I then paparazzi'd the Customs arrival of Jerry & Verla in their Cub and Jim and Diane in the Husky while running into the terminal to splash hot water on my hands every few minutes. Said high to Thor Einerson and then the Rendezvous group went out to lunch with Thor's dad, Francis Einerson. (Jerry used to work for Francis when he was a teenager. He spent many a happy hour flying Francis' Cubs and getting paid for it.) Jerry showed Francis on the Rainy area map a new wolf kill he came across and they talked shop.

Dale called from the cabin to ask about the weather along the lake and Andy told him it was OK to launch. Spence, Andy and I then said our goodbyes and headed for home. Whilst scrambling into the 170, I noticed there was a new Mercedes running up and down the taxiway and generally behaving like it was being driven by a 16 year old kid out for a joy ride. (Probably was) A number of manufacturers test their new models in International Falls, it's cold and for the most part, out of the public view. How often do you see car spies this far North in the winter? Right. :wink:
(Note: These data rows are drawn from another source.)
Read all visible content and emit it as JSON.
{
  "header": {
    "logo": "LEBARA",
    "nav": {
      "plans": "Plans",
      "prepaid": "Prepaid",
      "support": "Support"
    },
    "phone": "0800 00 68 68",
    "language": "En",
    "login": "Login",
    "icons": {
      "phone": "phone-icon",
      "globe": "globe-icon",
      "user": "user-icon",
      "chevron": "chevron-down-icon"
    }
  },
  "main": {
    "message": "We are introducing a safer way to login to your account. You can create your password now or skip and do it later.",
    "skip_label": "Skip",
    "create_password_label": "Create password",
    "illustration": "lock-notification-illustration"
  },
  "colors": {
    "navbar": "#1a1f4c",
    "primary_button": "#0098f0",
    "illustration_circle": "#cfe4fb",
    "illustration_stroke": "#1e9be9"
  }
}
Spence was flying this leg and soon we were winging south towards Brainerd. The left door popped open due to a broken spring (a lousy design that Cessna didn't fix until the 185 came along) so I held it shut to keep out the worst of the cold wind (sitting in the First Class exit row has its price you know). We passed through some marginal VFR (the sun was always shining through overhead) broke out into severe clear, then marginal VFR and again clear. Snow was pouring off the Red Lakes over to the West but only once did Spence have to call upon his unusual attitude training when a rogue turbulence bump tried to determine if 170B's can handle inverted flight. After that, my First Class Cabin filet mignon dinner was suddenly put on hold. :-? Sniffing the barn, Lucky Rose sped past Bowstring, Winnie, Cohasset, Remer and Longville in turn. Things then began to look very familiar and we were soon entering a downwind for Rwy 30 at BRD (after avoiding the 172 in the pattern who wasn't talking to anybody). Spence, now an old hand at 220 hp 170B flying, set us down in fine fashion and we turned off at the first exit and taxied to parking. We're home!
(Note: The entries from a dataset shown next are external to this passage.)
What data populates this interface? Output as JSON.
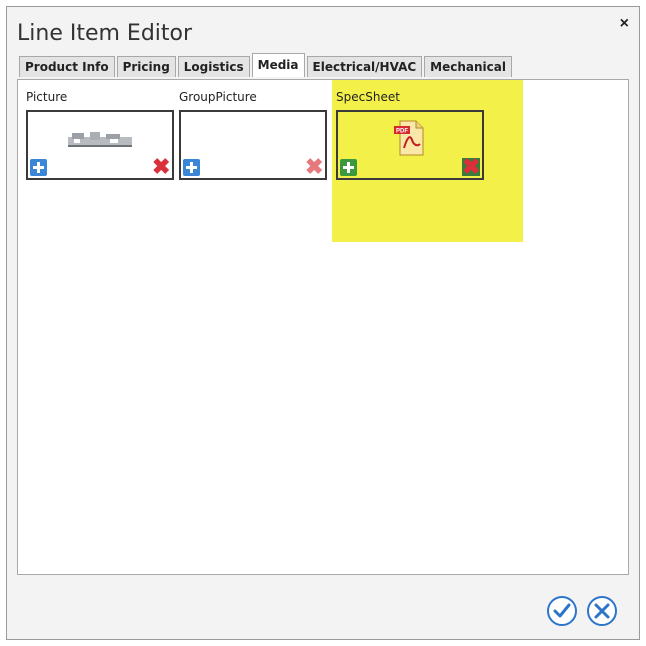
{
  "window": {
    "title": "Line Item Editor",
    "close_glyph": "×"
  },
  "tabs": [
    {
      "label": "Product Info",
      "active": false
    },
    {
      "label": "Pricing",
      "active": false
    },
    {
      "label": "Logistics",
      "active": false
    },
    {
      "label": "Media",
      "active": true
    },
    {
      "label": "Electrical/HVAC",
      "active": false
    },
    {
      "label": "Mechanical",
      "active": false
    }
  ],
  "media": {
    "slots": [
      {
        "label": "Picture",
        "has_image": true,
        "image_icon": "equipment-thumbnail-icon"
      },
      {
        "label": "GroupPicture",
        "has_image": false
      },
      {
        "label": "SpecSheet",
        "has_image": true,
        "image_icon": "pdf-document-icon",
        "highlighted": true
      }
    ]
  },
  "footer": {
    "ok_icon": "check-circle-icon",
    "cancel_icon": "x-circle-icon"
  },
  "colors": {
    "highlight": "#f4f04a",
    "accent": "#2d75c8",
    "add": "#3b86d6",
    "delete": "#d9303a"
  }
}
Lucky Rose went gratefully back into her hibernation cave quite aware she was going to be getting a few more winter mods and other things tweaked. But for now we left her dreaming of the northern lakes and all the fun she had playing in the ice and snow. I swept some frozen white stuff away from Jim's hangar so that the sun would melt the remainder (it's on a slope and if there's any ice, it's a chore getting up the hill and in the door.) and then headed for home.

Except for the occasional passerby, the lakes North of the border are again alone for another 3-4 months. Then the float flying season will begin as owners head up to their remote cabins in Ontario's sunset country. The sounds of Cub and 180/185 engines will snap and bark in an urgency to get further north just like sled dogs eager to be on the trail. It was a great trip with good friends and I thank God for His awesome and beautiful creation that we are privileged to be alive and enjoy. The viewpoint the aviator has of His handiwork is something quite special.
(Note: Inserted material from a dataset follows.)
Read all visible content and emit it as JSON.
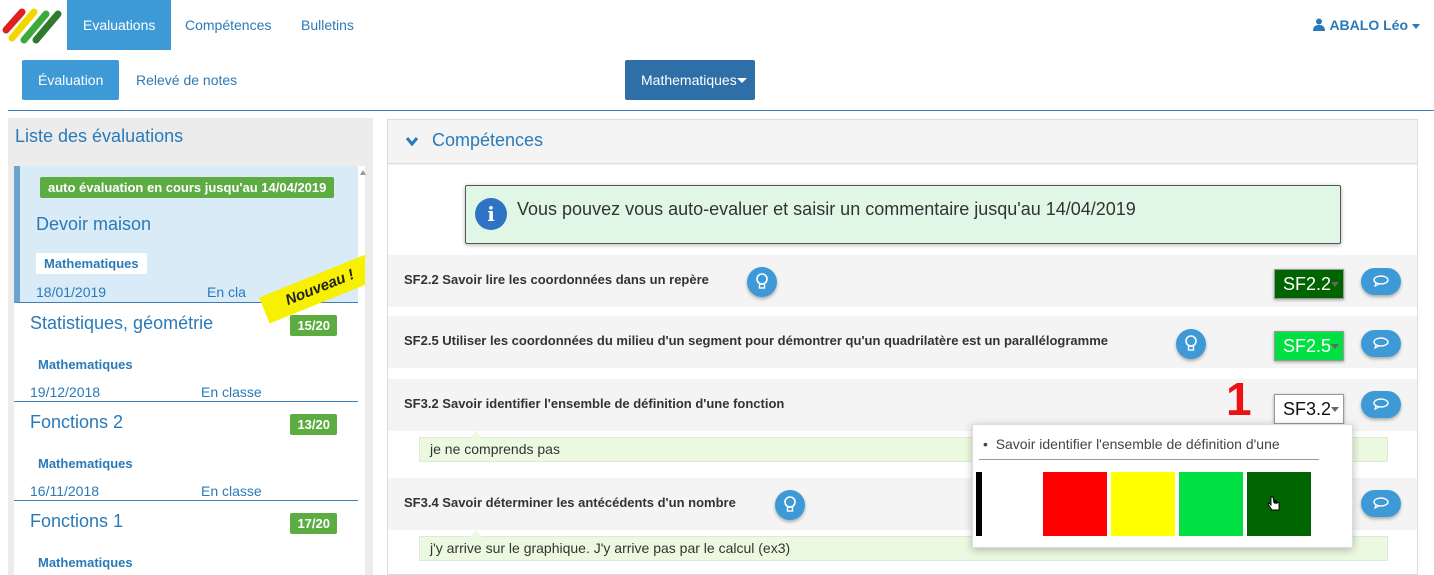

Thanks Dale and Steve!

See you next year!

Brad Thornberg

Great recounting of the events of the long weekend. We may have to fill in a little that you missed while you were in Fort Francis, like when Cubdrvr and I got up too early and Dale warmly greeted me with the name "Cookie"...


Like the old joke goes, nobody complained since they knew if they did, they would be next!


P.S. Yes, I am sporting a Cessna 170 Association pocket T-shirt in this picture...

Thanks for the great story and pictures on the photo page. Looks like you folks really had some good times. I remember back in the old days when it used to snow here in Wisconsin that white stuff was fun to play in.
Great account of your trip, Brad.

Thanks for sharing it with those of us in the warmer climes.